Data entries:
▽
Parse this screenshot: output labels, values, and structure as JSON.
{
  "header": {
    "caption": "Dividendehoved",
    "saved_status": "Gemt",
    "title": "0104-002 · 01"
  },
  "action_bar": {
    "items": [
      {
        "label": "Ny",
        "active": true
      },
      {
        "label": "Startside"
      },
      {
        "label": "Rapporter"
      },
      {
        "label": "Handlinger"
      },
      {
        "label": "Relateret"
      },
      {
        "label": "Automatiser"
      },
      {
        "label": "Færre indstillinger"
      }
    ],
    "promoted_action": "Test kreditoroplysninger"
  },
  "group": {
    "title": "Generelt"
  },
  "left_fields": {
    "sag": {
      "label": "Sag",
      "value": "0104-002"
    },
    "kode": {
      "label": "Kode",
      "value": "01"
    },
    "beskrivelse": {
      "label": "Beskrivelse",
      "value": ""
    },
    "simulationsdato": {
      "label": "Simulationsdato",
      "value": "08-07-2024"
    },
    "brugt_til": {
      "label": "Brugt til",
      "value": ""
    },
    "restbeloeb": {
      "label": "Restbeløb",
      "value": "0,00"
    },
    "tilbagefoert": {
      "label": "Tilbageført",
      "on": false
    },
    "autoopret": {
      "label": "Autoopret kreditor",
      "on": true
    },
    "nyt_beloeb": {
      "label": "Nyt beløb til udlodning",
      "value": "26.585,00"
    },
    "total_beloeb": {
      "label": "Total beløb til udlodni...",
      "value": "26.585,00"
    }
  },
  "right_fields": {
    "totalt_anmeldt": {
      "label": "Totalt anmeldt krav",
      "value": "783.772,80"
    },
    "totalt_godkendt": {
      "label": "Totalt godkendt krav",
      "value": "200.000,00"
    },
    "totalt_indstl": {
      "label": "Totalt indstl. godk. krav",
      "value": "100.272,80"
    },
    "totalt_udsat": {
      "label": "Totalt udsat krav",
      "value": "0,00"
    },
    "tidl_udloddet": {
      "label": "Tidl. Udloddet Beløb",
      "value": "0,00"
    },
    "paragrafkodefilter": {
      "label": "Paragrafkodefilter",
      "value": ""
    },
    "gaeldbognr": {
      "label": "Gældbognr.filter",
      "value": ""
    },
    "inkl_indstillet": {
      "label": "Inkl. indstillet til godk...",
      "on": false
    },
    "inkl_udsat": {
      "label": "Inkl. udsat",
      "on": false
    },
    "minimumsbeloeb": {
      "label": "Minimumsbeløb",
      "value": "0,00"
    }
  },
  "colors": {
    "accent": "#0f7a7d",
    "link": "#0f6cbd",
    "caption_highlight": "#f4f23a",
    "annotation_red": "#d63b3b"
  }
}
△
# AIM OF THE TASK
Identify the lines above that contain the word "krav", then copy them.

# OUTPUT OF THE TASK
      "label": "Totalt anmeldt krav",
      "label": "Totalt godkendt krav",
      "label": "Totalt indstl. godk. krav",
      "label": "Totalt udsat krav",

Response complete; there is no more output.